The first universities had a limited curriculum sanctioned by the catholic church. However, there was from the beginning a the notion of a “tree of knowledge” growing out with different branches, as illustrated by Scott B. Weingart on his website.
During the Age of Enlightenment, more secular influences led to the establishment of several distinct disciplines, which over time schismed into new branches. Empiricism and natural philosophy developed into natural science with three main branches: physics, biology and chemistry. As knowledge expanded, each again branched into many sub-disciplines, e.g. astrophysics and biochemistry. This trend accelerated in the twentieth century with entirely new disciplines emerging regularly. For example, computer science evolved from mathematics and first appeared as a degree program in the early 1950s. In a relatively short time it has developed many offshoots, including information technology, software engineering and web science.
In traditional curriculum design there is the notion of a core body of knowledge associated with each discipline, that is certain things that graduates should know and understand and be able to do. In the past, if an expert in a particular discipline did not have core knowledge they would not be able to function. Filling in gaps in knowledge would require the time-consuming task of visiting the library.
The growth in knowledge over the last century is seen in traditional outlets for dissemination–books and journals— and is now being dramatically boosted through the internet via blogs, web sites and online videos . Previously, the world learned about discoveries mainly when they were published in a journal (assuming one had access to a local library) or at a conference. Today, collaboration and sharing among knowledge creators happens rapidly and on a global scale through the Internet.
In many disciplines, core knowledge is now a fast moving target. What is known is changing so rapidly that what was held to be core 10 years ago may now be out dated or wrong. At the same time, internet and mobile technology enables us to instantly obtain most available knowledge when needed, provided we have the skills to know how and where to look.

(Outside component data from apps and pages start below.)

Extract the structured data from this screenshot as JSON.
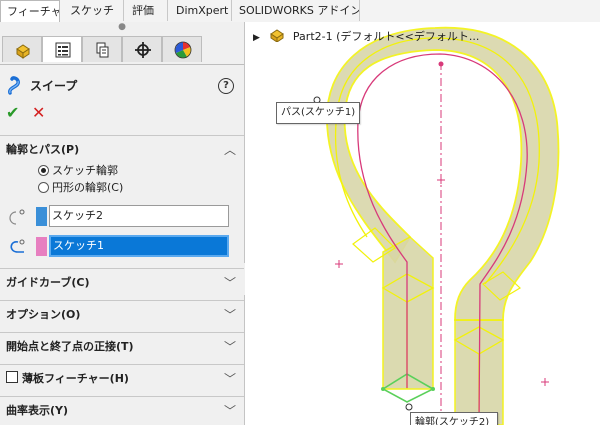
{
  "tabs": [
    {
      "label": "フィーチャー",
      "active": true
    },
    {
      "label": "スケッチ",
      "active": false
    },
    {
      "label": "評価",
      "active": false
    },
    {
      "label": "DimXpert",
      "active": false
    },
    {
      "label": "SOLIDWORKS アドイン",
      "active": false
    }
  ],
  "panel": {
    "icon_tabs": [
      "featuremanager-icon",
      "propertymanager-icon",
      "configurationmanager-icon",
      "dimxpertmanager-icon",
      "displaymanager-icon"
    ],
    "feature_title": "スイープ",
    "help": "?",
    "ok": "✔",
    "cancel": "✕",
    "sections": {
      "profile_path": {
        "title": "輪郭とパス(P)",
        "radio_sketch_profile": "スケッチ輪郭",
        "radio_circular_profile": "円形の輪郭(C)",
        "profile_value": "スケッチ2",
        "path_value": "スケッチ1"
      },
      "guide_curves": "ガイドカーブ(C)",
      "options": "オプション(O)",
      "tangency": "開始点と終了点の正接(T)",
      "thin_feature": "薄板フィーチャー(H)",
      "curvature": "曲率表示(Y)"
    },
    "colors": {
      "profile_swatch": "#3a8fd8",
      "path_swatch": "#e77fc0",
      "selected": "#0a78d7"
    }
  },
  "viewport": {
    "tree_label": "Part2-1 (デフォルト<<デフォルト...",
    "callout_path": "パス(スケッチ1)",
    "callout_profile": "輪郭(スケッチ2)",
    "colors": {
      "sweep_fill": "#d8d6a8",
      "edge": "#f2f20a",
      "sketch": "#d83a7a"
    }
  }
}
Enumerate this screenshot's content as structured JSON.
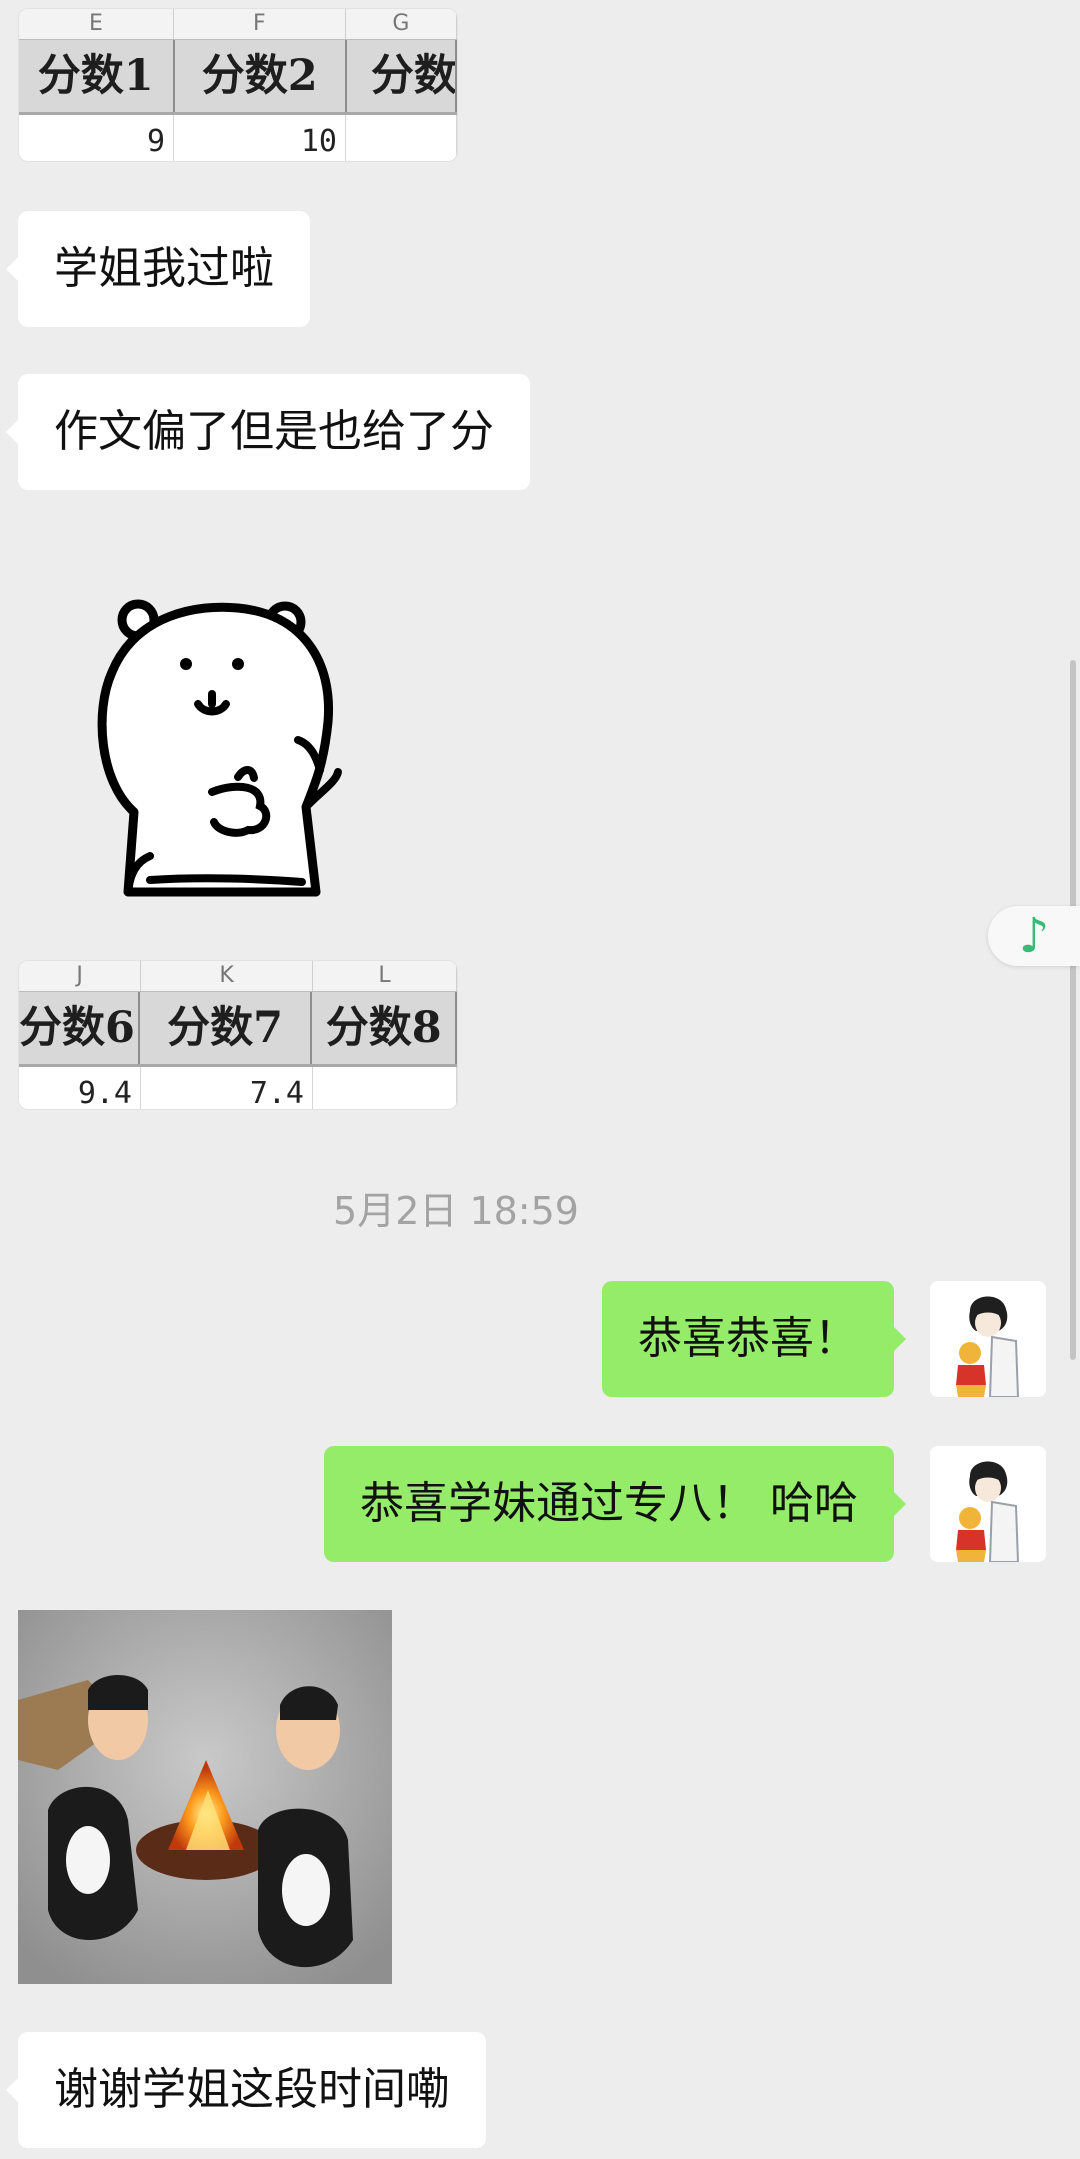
{
  "sheet1": {
    "col_letters": [
      "E",
      "F",
      "G"
    ],
    "headers": [
      "分数1",
      "分数2",
      "分数"
    ],
    "values": [
      "9",
      "10",
      ""
    ]
  },
  "sheet2": {
    "col_letters": [
      "J",
      "K",
      "L"
    ],
    "headers": [
      "分数6",
      "分数7",
      "分数8"
    ],
    "values": [
      "9.4",
      "7.4",
      ""
    ]
  },
  "messages": {
    "m1": "学姐我过啦",
    "m2": "作文偏了但是也给了分",
    "timestamp": "5月2日 18:59",
    "m3": "恭喜恭喜！",
    "m4": "恭喜学妹通过专八！ 哈哈",
    "m5": "谢谢学姐这段时间嘞"
  },
  "stickers": {
    "bear": "bear-thumbs-up-sticker",
    "cats": "cats-around-campfire-photo"
  },
  "floating": {
    "icon": "music-note-icon",
    "color": "#3cb878"
  },
  "colors": {
    "background": "#ededed",
    "outgoing_bubble": "#95ec69",
    "incoming_bubble": "#ffffff"
  }
}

The challenge is to revise the notion of curriculum design, rebalancing it more toward cognitive skills and less toward memorization of a relatively fixed body of knowledge. A sense of tradition often plays a part here: I remember the medical and dental students at my college struggling to memorize Grey’s anatomy. I had the feeling that this was more like a tribal right of passage, rather than an essential component of being an effective physician.

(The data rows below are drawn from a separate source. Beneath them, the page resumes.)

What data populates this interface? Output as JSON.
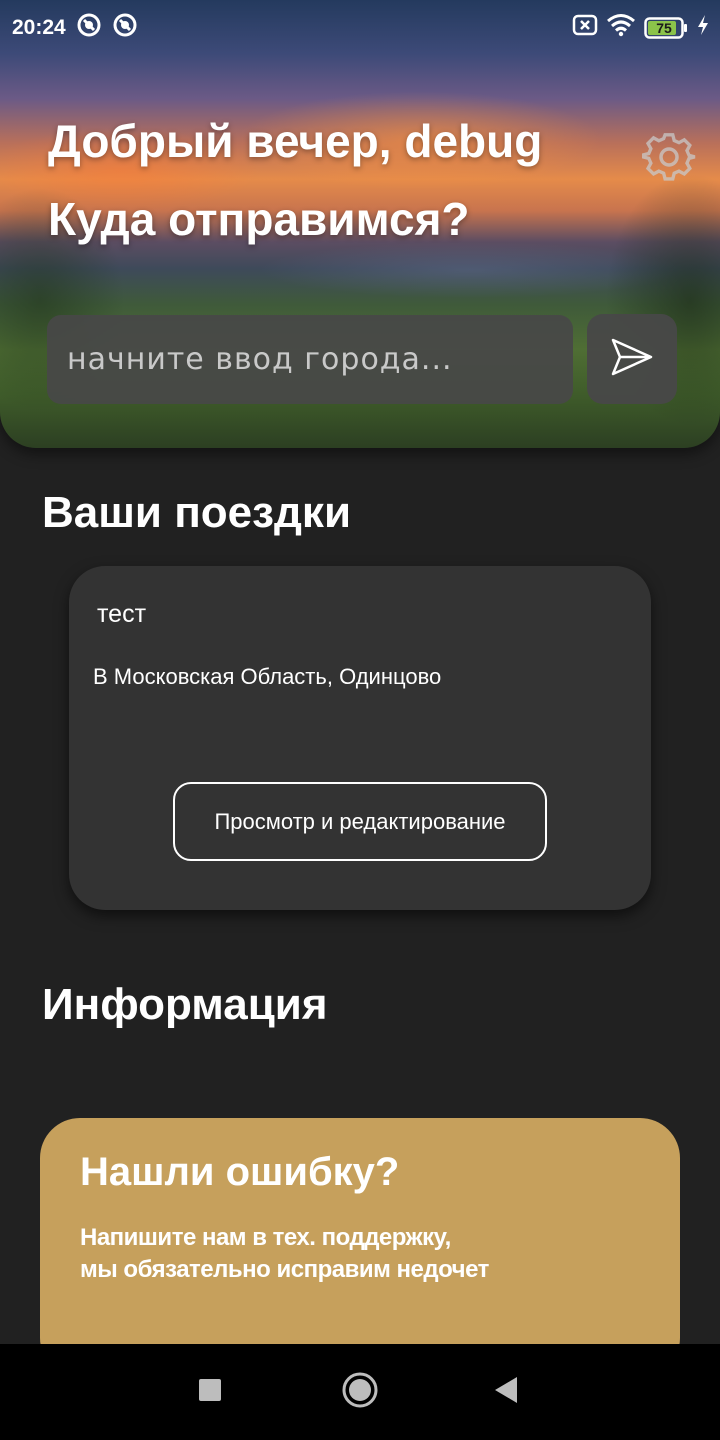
{
  "status_bar": {
    "time": "20:24",
    "battery_level": "75",
    "icons": [
      "app-notification-icon",
      "app-notification-icon",
      "sim-disabled-icon",
      "wifi-icon",
      "battery-icon",
      "charging-icon"
    ]
  },
  "header": {
    "greeting": "Добрый вечер, debug",
    "question": "Куда отправимся?",
    "settings_icon": "gear-icon"
  },
  "search": {
    "placeholder": "начните ввод города...",
    "value": "",
    "send_icon": "send-icon"
  },
  "trips": {
    "title": "Ваши поездки",
    "items": [
      {
        "name": "тест",
        "location": "В Московская Область, Одинцово",
        "button_label": "Просмотр и редактирование"
      }
    ]
  },
  "info": {
    "title": "Информация",
    "bug_card": {
      "title": "Нашли ошибку?",
      "line1": "Напишите нам в тех. поддержку,",
      "line2": "мы обязательно исправим недочет"
    }
  },
  "nav": {
    "icons": [
      "recent-apps-icon",
      "home-icon",
      "back-icon"
    ]
  },
  "colors": {
    "background": "#212121",
    "card": "#333333",
    "accent_card": "#c6a05c",
    "input": "#484848"
  }
}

The modern curriculum designer should distinguish “need to know” from “nice to know”. The skill of acquiring just-in-time knowledge using technology should be emphasized. A curriculum should focus on a deep understanding of enduring skills, concepts and principles. Content that is traditionally memorized needs ruthless editing. This presents a problem as most contributors to curriculum design find it easier to add items than to remove them. The necessary culture change in curriculum design brought about by the Internet age may take some time to achieve.
 The rate of growth in scientific publication and the decline in coverage provided by Science Citation Index an article in the journal Scientometrics.